In response to a series of violent threats by animal-rights extremists, the San Francisco Art Institute announced today that the public discussion on Adel Abdessemed’s exhibition Don’t Trust Me, scheduled for Monday, 31 March, has been canceled. For the same reasons, the exhibition itself, which was temporarily suspended on Wednesday, 26 March, has now been permanently closed.
“We unconditionally repudiate these threats against SFAI,” stated President Chris Bratton: “My first concern is with the safety and security of SFAI’s students, faculty, staff, and their families, as well as members of the public that regularly visit the campus. In light of the violent threats by extremists against this institution, we are unfortunately forced to cancel any public discussion or display regarding this artwork.”

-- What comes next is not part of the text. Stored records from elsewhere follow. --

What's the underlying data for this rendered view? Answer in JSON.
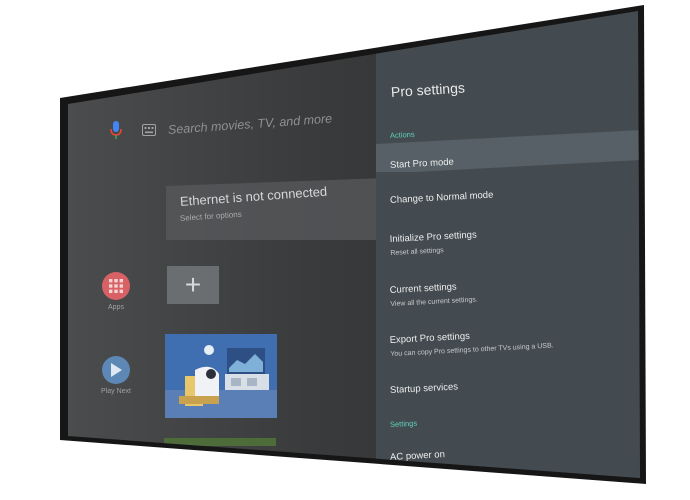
{
  "home": {
    "search_placeholder": "Search movies, TV, and more",
    "network_card": {
      "title": "Ethernet is not connected",
      "subtitle": "Select for options"
    },
    "apps_label": "Apps",
    "play_next_label": "Play Next"
  },
  "pro_panel": {
    "title": "Pro settings",
    "sections": {
      "actions": "Actions",
      "settings": "Settings"
    },
    "items": [
      {
        "title": "Start Pro mode",
        "subtitle": "",
        "selected": true
      },
      {
        "title": "Change to Normal mode",
        "subtitle": ""
      },
      {
        "title": "Initialize Pro settings",
        "subtitle": "Reset all settings"
      },
      {
        "title": "Current settings",
        "subtitle": "View all the current settings."
      },
      {
        "title": "Export Pro settings",
        "subtitle": "You can copy Pro settings to other TVs using a USB."
      },
      {
        "title": "Startup services",
        "subtitle": ""
      },
      {
        "title": "AC power on",
        "subtitle": ""
      }
    ]
  },
  "colors": {
    "panel_bg": "#444b50",
    "section_accent": "#5fd2bd",
    "apps_circle": "#d86165",
    "play_next_circle": "#5d88b6"
  },
  "icons": {
    "search": "mic-icon",
    "keyboard": "keyboard-icon",
    "apps": "grid-icon",
    "play_next": "play-icon",
    "add": "plus-icon"
  }
}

Soon after it opened, the Abdessemed exhibition became the subject of an orchestrated campaign by a number of animal-rights groups, including Animal Liberation Front (ALF), In Defense of Animals (IDA), and People for the Ethical Treatment of Animals (PETA). One result of this campaign was a parallel onslaught of explicit death threats and threats of sexual violence against SFAI staff members and their families. The swift escalation from controversy to credible threats has regrettably forced SFAI to make a decision unprecedented in its 137-year history.
“Though we’ve decided to take this action,” continued President Bratton, “SFAI stands behind the exhibition as an instance of a long-standing and serious commitment, on SFAI’s part, to reflection on, and free and open discussion of, contemporary global art and culture. As an institution, we take seriously our responsibility to encourage and promote such dialogue.”
“The artist,” continued President Bratton, “participated in an already-existing circuit of food production in a rural community in Mexico. The animals were raised for food, purchased, and professionally slaughtered. In fact, what causes the controversy is that Abdessemed, an artist, entered this exchange, filmed it, and exhibited it.”
“Here, then, is a case where highly local assumptions about how things are produced have come to inform how the world itself is seen. In general, consumption in the US is fueled by things produced out of sight and from far away. In many cultures, particularly those of the global south including Mexico, the killing of animals for food is often direct and present, not concealed from sight as is the case of industrialized food production here. This distinction is certainly relevant to Don’t Trust Me. Admittedly, this is an uncomfortable confrontation for some, but is nevertheless a real condition not only for animals, but also for the people whose lives are bound up with them. Simply stated, it is an outrage that threats of violence have, in this case, succeeded in derailing a public debate on issues that are critical to our everyday lives.”
The press release can be found here.
Robert Fitzpatrick, director and CEO of the Museum of Contemporary Art since 1998, has become international managing director of Haunch of Venison, a 6-year-old gallery for contemporary art with spaces in London, Zurich and Berlin.
Mr. Fitzpatrick, 67, stated when he took the position that he would stay no more then 10 years in the position and has proven his word literal.
He is now moving to New York, where his new position would be to oversee the fall opening of a 20,000-square-foot branch of the Haunch of Venison gallery at Rockefeller Center.
Read more here in the Chicago Tribune